Mary Tanagho Ross is an appellate staff attorney at Public Counsel, the nation’s largest pro bono law firm.  Ms. Tanagho Ross is part of the Immigrants’ Rights Project where she oversees appellate litigation in state and federal court on behalf of unaccompanied immigrant children seeking humanitarian relief.  She is lead counsel in a federal class action lawsuit challenging the government’s unlawful denial of relief to immigrant children seeking Special Immigrant Juvenile Status (J.L. et al. v. Lee Francis Cissna et al., U.S.D.C. N.D. Cal., Case No. 5:18-CV-04914).  Ms. Tanagho Ross also oversees appeals before the Board of Immigration Appeals and the Ninth Circuit Court of Appeals. 

Prior to her work at Public Counsel, Ms. Tanagho Ross worked at a prominent civil rights law firm where she represented plaintiffs in international human rights and civil rights litigation.  Ms. Tanagho Ross represented plaintiffs in class wide gender discrimination claims (Dukes v. Walmart, Case No. 3:01-cv-02252 (N.D. Cal. 2013) and in claims brought under the Trafficking Victims Protection Act (TVPRA) (Ratha et al. v. Phatthana Seafood Co., Ltd. et al., No. CV 16-42771-JFW (C.D. Cal.).  Ms. Tanagho Ross has been repeatedly recognized in the Southern California Super Lawyers Rising Stars list. 

Ms. Tanagho Ross received her J.D. from UCLA School of Law where she was part of the Public Interest Program.  After law school, she completed a federal clerkship in the U.S. District Court for the District of Nevada where she focused on civil rights claims.  Ms. Tanagho Ross received her undergraduate degree from the University of Southern California.

Elizabeth Rieser-Murphy—Legal Aid Society Immigrant Youth Project Staff Attorney

Elizabeth Rieser-Murphy is a Staff Attorney in the Federal Practice at The Legal Aid Society’s Immigration Law Unit in New York City.

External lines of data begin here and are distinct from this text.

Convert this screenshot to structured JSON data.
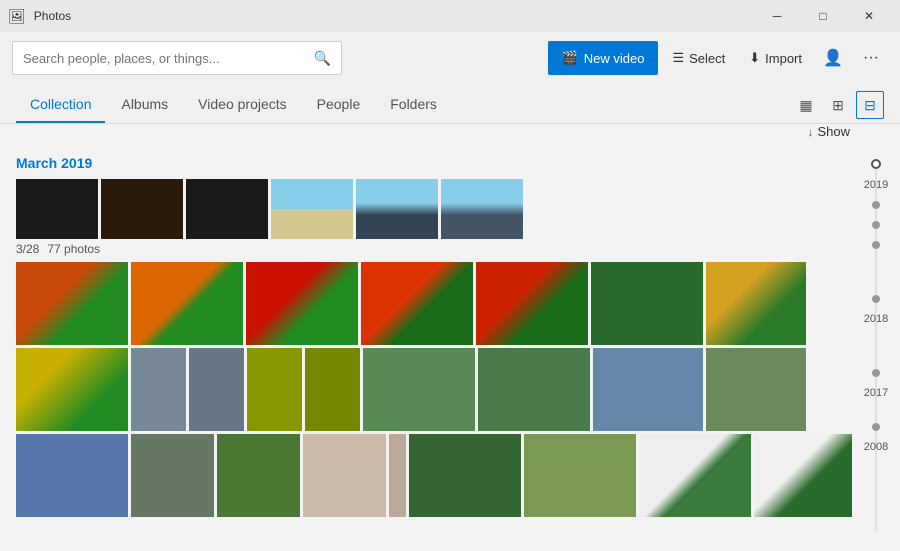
{
  "app": {
    "title": "Photos"
  },
  "titlebar": {
    "minimize_label": "─",
    "maximize_label": "□",
    "close_label": "✕"
  },
  "toolbar": {
    "search_placeholder": "Search people, places, or things...",
    "new_video_label": "New video",
    "select_label": "Select",
    "import_label": "Import",
    "more_label": "···"
  },
  "nav": {
    "tabs": [
      {
        "id": "collection",
        "label": "Collection",
        "active": true
      },
      {
        "id": "albums",
        "label": "Albums",
        "active": false
      },
      {
        "id": "video-projects",
        "label": "Video projects",
        "active": false
      },
      {
        "id": "people",
        "label": "People",
        "active": false
      },
      {
        "id": "folders",
        "label": "Folders",
        "active": false
      }
    ],
    "view_grid_label": "Grid view",
    "view_large_label": "Large grid",
    "view_detail_label": "Detail view",
    "show_label": "Show"
  },
  "content": {
    "section_date": "March 2019",
    "subheader_date": "3/28",
    "subheader_count": "77 photos"
  },
  "timeline": {
    "years": [
      "2019",
      "2018",
      "2017",
      "2008"
    ]
  }
}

As a Staff Attorney, she represents unaccompanied immigrant children in federal courts, New York family courts, immigration courts, and administrative proceedings. She has worked with unaccompanied minors in Texas, D.C., Maryland, Virginia, and New York. A graduate of the University of Miami Law School, she also holds a Master's Degree in Education from New York University and a Bachelor's Degree in International Relations from University of Delaware. Prior to law school, Elizabeth worked as middle school teacher in the Bronx, NY.

 
Tina Romero—Legal Aid Society Immigrant Youth Project Staff

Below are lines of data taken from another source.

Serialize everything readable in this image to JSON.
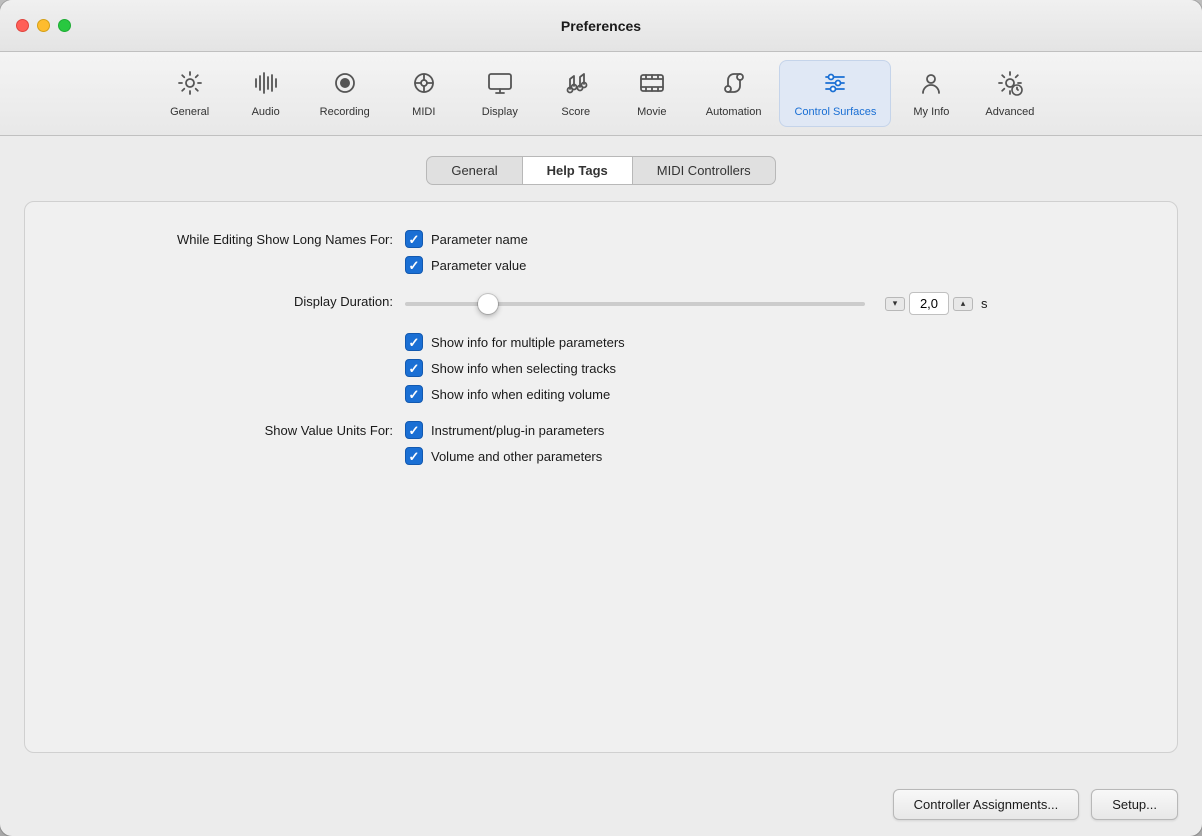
{
  "window": {
    "title": "Preferences"
  },
  "toolbar": {
    "items": [
      {
        "id": "general",
        "label": "General",
        "active": false
      },
      {
        "id": "audio",
        "label": "Audio",
        "active": false
      },
      {
        "id": "recording",
        "label": "Recording",
        "active": false
      },
      {
        "id": "midi",
        "label": "MIDI",
        "active": false
      },
      {
        "id": "display",
        "label": "Display",
        "active": false
      },
      {
        "id": "score",
        "label": "Score",
        "active": false
      },
      {
        "id": "movie",
        "label": "Movie",
        "active": false
      },
      {
        "id": "automation",
        "label": "Automation",
        "active": false
      },
      {
        "id": "control-surfaces",
        "label": "Control Surfaces",
        "active": true
      },
      {
        "id": "my-info",
        "label": "My Info",
        "active": false
      },
      {
        "id": "advanced",
        "label": "Advanced",
        "active": false
      }
    ]
  },
  "subtabs": [
    {
      "id": "general",
      "label": "General",
      "active": false
    },
    {
      "id": "help-tags",
      "label": "Help Tags",
      "active": true
    },
    {
      "id": "midi-controllers",
      "label": "MIDI Controllers",
      "active": false
    }
  ],
  "panel": {
    "while_editing_label": "While Editing Show Long Names For:",
    "checkboxes_editing": [
      {
        "id": "parameter-name",
        "label": "Parameter name",
        "checked": true
      },
      {
        "id": "parameter-value",
        "label": "Parameter value",
        "checked": true
      }
    ],
    "display_duration_label": "Display Duration:",
    "slider_value": "2,0",
    "slider_unit": "s",
    "checkboxes_middle": [
      {
        "id": "show-info-multiple",
        "label": "Show info for multiple parameters",
        "checked": true
      },
      {
        "id": "show-info-selecting",
        "label": "Show info when selecting tracks",
        "checked": true
      },
      {
        "id": "show-info-editing",
        "label": "Show info when editing volume",
        "checked": true
      }
    ],
    "show_value_units_label": "Show Value Units For:",
    "checkboxes_units": [
      {
        "id": "instrument-plugin",
        "label": "Instrument/plug-in parameters",
        "checked": true
      },
      {
        "id": "volume-other",
        "label": "Volume and other parameters",
        "checked": true
      }
    ]
  },
  "bottom_buttons": [
    {
      "id": "controller-assignments",
      "label": "Controller Assignments..."
    },
    {
      "id": "setup",
      "label": "Setup..."
    }
  ],
  "stepper": {
    "down_label": "▾",
    "up_label": "▴"
  }
}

Tina Romero is staff attorney at the Legal Aid Society.  She has specialized in immigrant youth representation since 2009.  In addition to providing direct representation in state and immigration courts on behalf of her clients, she advises the Legal Aid Society's Juvenile Rights Practice on immigration matters, and provides regular trainings to advocates, judges, and pro bono attorneys.  She is part of the team representing the class of immigrant youth from New York City who successfully challenged USCIS’s unlawful over-18 denial policy in R.F.M. v. Nielsen.  In 2017 she was appointed to the Advisory Council on Immigration Issues in Family Court by Chief Administrative Judge Marks.  Since 2014, she has taught an externship each spring semester at Columbia Law School on immigrant youth advocacy.  That same year she assisted in the creation of the ICARE coalition to ensure unaccompanied children in New York City obtained representation in immigration court.  She leads the New York City SIJS Advocates' group, which convenes to find solutions to obstacles advocates face when pursuing SIJS.  Tina graduated from the University of Notre Dame in 2001.  She received her J.D. from Loyola University Chicago School of Law in 2005.  She is admitted in New York and Illinois.